# [PROBLEM]
Keeping every word and mark, copy all of the data.

Web page and app entries:
· · · · ·

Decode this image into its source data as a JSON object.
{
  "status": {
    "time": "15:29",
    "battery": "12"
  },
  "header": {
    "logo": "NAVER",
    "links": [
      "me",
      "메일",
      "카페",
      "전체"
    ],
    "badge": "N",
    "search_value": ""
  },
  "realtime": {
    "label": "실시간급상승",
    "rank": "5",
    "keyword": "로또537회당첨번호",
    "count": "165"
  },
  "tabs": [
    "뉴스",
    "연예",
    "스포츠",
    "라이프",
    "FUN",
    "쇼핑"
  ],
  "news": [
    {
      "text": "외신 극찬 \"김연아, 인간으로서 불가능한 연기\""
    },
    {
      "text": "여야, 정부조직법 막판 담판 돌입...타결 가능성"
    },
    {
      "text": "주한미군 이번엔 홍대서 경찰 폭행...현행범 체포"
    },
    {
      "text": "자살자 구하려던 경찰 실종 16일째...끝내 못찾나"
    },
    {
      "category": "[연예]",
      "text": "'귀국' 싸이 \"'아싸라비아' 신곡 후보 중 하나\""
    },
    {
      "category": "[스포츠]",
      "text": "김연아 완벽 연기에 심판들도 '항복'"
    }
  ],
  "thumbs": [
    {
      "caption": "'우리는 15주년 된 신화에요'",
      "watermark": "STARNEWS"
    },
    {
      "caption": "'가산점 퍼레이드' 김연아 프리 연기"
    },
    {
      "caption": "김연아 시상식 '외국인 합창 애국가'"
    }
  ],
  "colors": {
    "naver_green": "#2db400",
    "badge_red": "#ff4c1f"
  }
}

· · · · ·

# [ANSWER SECTION]
Decode this image into its source data as a JSON object.
{
  "status": {
    "time": "15:29",
    "battery": "12"
  },
  "header": {
    "logo": "NAVER",
    "links": [
      "me",
      "메일",
      "카페",
      "전체"
    ],
    "badge": "N",
    "search_value": ""
  },
  "realtime": {
    "label": "실시간급상승",
    "rank": "5",
    "keyword": "로또537회당첨번호",
    "count": "165"
  },
  "tabs": [
    "뉴스",
    "연예",
    "스포츠",
    "라이프",
    "FUN",
    "쇼핑"
  ],
  "news": [
    {
      "text": "외신 극찬 \"김연아, 인간으로서 불가능한 연기\""
    },
    {
      "text": "여야, 정부조직법 막판 담판 돌입...타결 가능성"
    },
    {
      "text": "주한미군 이번엔 홍대서 경찰 폭행...현행범 체포"
    },
    {
      "text": "자살자 구하려던 경찰 실종 16일째...끝내 못찾나"
    },
    {
      "category": "[연예]",
      "text": "'귀국' 싸이 \"'아싸라비아' 신곡 후보 중 하나\""
    },
    {
      "category": "[스포츠]",
      "text": "김연아 완벽 연기에 심판들도 '항복'"
    }
  ],
  "thumbs": [
    {
      "caption": "'우리는 15주년 된 신화에요'",
      "watermark": "STARNEWS"
    },
    {
      "caption": "'가산점 퍼레이드' 김연아 프리 연기"
    },
    {
      "caption": "김연아 시상식 '외국인 합창 애국가'"
    }
  ],
  "colors": {
    "naver_green": "#2db400",
    "badge_red": "#ff4c1f"
  }
}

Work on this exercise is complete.